ERIC Number: ED071618
Record Type: RIE
Publication Date: 1972-Dec
Reference Count: 0
The Evaluation of University Teachers: An Application of a Theory of Evaluation and Authority.
Hind, Robert E.; And Others
This paper reports on an investigation of the evaluation of teaching and research at Stanford University in the School of Humanities and Sciences. It was found that professional colleagues had far more influence on organizational rewards and penalties than did administrative superiors. Evaluations of research had far more influence than did evaluations of teaching. Since the faculty expended considerable effort on teaching, many wanted a better balance between effort and reward. For teaching, students were influential evaluators, since teaching performances were more visible to them. For research, colleagues in other institutions were influential evaluators, since the visibility of published research made the boundaries of the University permeable. Overall, for both teaching and research, department colleagues and department heads were the most influential evaluators. Faculty members' satisfaction with the evaluation process was positively associated with the perceived dependence of their discipline on theory. Greater dependence on theory in a discipline was associated with more perceived agreement among evaluators, and more agreement among evaluators was positively related to satisfaction with the evaluation system. (Author/HS)
Publication Type: N/A
Education Level: N/A
Sponsor: Office of Education (DHEW), Washington, DC.
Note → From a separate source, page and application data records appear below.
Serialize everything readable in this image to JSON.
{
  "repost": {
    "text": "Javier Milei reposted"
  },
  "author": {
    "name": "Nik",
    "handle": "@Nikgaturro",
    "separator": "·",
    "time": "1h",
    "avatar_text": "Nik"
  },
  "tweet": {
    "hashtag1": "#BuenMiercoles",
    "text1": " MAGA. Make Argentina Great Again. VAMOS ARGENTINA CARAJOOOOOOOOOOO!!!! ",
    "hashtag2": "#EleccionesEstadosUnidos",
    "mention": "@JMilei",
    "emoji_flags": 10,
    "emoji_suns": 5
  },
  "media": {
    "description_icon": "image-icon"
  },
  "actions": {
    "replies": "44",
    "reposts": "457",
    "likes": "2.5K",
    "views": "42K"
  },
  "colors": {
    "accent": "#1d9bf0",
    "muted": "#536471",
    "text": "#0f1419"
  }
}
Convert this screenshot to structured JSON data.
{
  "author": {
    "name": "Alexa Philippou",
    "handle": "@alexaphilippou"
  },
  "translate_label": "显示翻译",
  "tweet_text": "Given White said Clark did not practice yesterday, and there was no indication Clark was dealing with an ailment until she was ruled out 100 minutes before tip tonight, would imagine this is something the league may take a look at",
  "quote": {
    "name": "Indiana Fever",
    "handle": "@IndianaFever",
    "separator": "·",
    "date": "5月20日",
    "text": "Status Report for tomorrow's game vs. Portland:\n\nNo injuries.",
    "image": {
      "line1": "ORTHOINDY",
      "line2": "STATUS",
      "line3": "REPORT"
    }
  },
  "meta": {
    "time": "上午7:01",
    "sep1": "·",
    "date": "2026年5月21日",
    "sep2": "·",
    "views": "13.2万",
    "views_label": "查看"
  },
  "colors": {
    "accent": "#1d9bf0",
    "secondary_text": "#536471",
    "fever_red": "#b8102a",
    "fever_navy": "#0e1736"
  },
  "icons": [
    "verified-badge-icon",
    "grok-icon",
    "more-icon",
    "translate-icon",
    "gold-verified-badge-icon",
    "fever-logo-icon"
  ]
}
Authoring Institution: Stanford Univ., CA. Stanford Center for Research and Development in Teaching.